I’ve been fortunate enough to test the TweetDeck User Streams Preview in a private beta over the last month, which enables TweetDeck to display a constant flow of Tweets, unencumbered by API rate limiting, in true real time. Last week User Streams entered public beta, and if you haven’t tried it, do it. Real-time Twitter is something Twitter veterans haven’t seen since May of 2008, and a vast majority of Twitter users have never really experienced it (unless they were among the few to turn on SMS updates for everybody). While this isn’t honest-to-God Twitter over XMPP (though the Streaming API will make such an application possible once more), this isn’t a bad alternative. Give it a try and let me know if you are overwhelmed — I know I was at first (I follow over 1700 people and bots on Twitter).
[gmap width=’200px’ height=’120px’ zoom=’12’ center_lat=’32.2372725′ center_lon=’-80.8662327′ type=’G_STATIC_MAP’]Bluffton Web development and social media firm ThreeTenSeven is hosting a nerd networking event at Bear’s Comics in Bluffton Tuesday evening at 6:30 PM. This event should be attractive to any and all tech gearheads in Beaufort County and surrounding areas, so if you’re of that persuasion, come on out and meet up with some fellow nerds.
Apparently I should be thankful that I should have to worry about supporting Internet Explorer 6, because unless this is a forgery (and I have reason to believe it isn’t), Internet Explorer 2 is alive and well. My question is: Who in their right mind is running a so-horribly-unpatched version of Windows NT on the live Internet?
I’m doing periodic updates on Hurricane Earl over at the underutilized Charleston Weather blog. It looks less and less likely that Earl is going to be an issue for South Carolina (possibly a different story for the Outer Banks), but it will be cool to see how the P2 WordPress theme — which updates in real-time — responds if/when something does bear down on the Lowcountry.
The other day, neighbors (and eventually my girlfriend) noticed that my brake lights were on, despite my headlights being off and the car powered down. At first I suspected an electrical short, but I also noticed a strange blue piece in my floorboard. After pulling the fuse to save my battery, I took to The Google where I found a blog post from another Escort owner with the same issue — brake lights and a blue piece in the floorboard. As it turned out, that blue piece was intended to help the brake lights deactivate, and is prone to dry rot and eventual failure.

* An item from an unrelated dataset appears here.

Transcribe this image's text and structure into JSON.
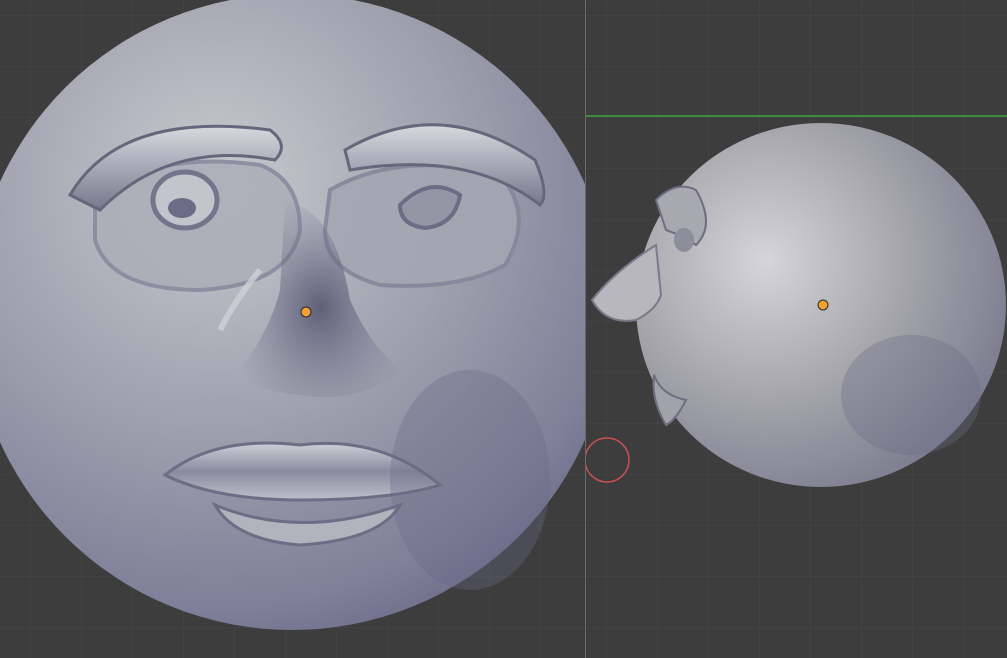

The part was $4, can be found at a dealership, and can be installed in five minutes. My brake lights work properly again and I am once again able to terrorize Hilton Head Island with my absurdly loud muffler. I hope this post can help other ZX2 owners down the road and save them $100+ in labor costs.
The Cape Verde train is getting rolling. Hurricane Danielle is all the rage in the Atlantic (and rightly so), but Invest 96, which may become Tropical Storm Earl in the next couple days, is another one to watch, especially if it develops slowly and misses a weakness in high pressure which is the driver that should steer Danielle out to sea. It’s obviously too early to tell where it will go, but as with any Cape Verde storm, it’s one to keep a close eye on.
Could OpenOffice.org be in trouble at the hands of Oracle? I’m willing to bet they probably won’t put as many resources behind it as Sun once did, but I also don’t count out the open source community in keeping up maintenance of a very widely-used package. In open source, where there’s a will, there’s at least five open ways (and vigorous debate about which one is best). While Google Docs is my daily driver as far as word processing and spreadsheets go (primarily because Gmail makes it effortless to go between the two), OpenOffice has proven to be a solid complement, especially for presentations.
I’m not quite sure how advantageous the new Gmail push notifications are for iPhone given just how lousy iPhone notifications are, not to mention that Google Sync via Exchange is a more complete experience. The only potential advantage to the push notification method is better battery life, though given the volume of e-mail I receive in a day, push anything usually takes a pretty quick toll. And, frankly, I only want notifications for high-priority events; a selective implementation would make more sense, not one that blasts every single message at me.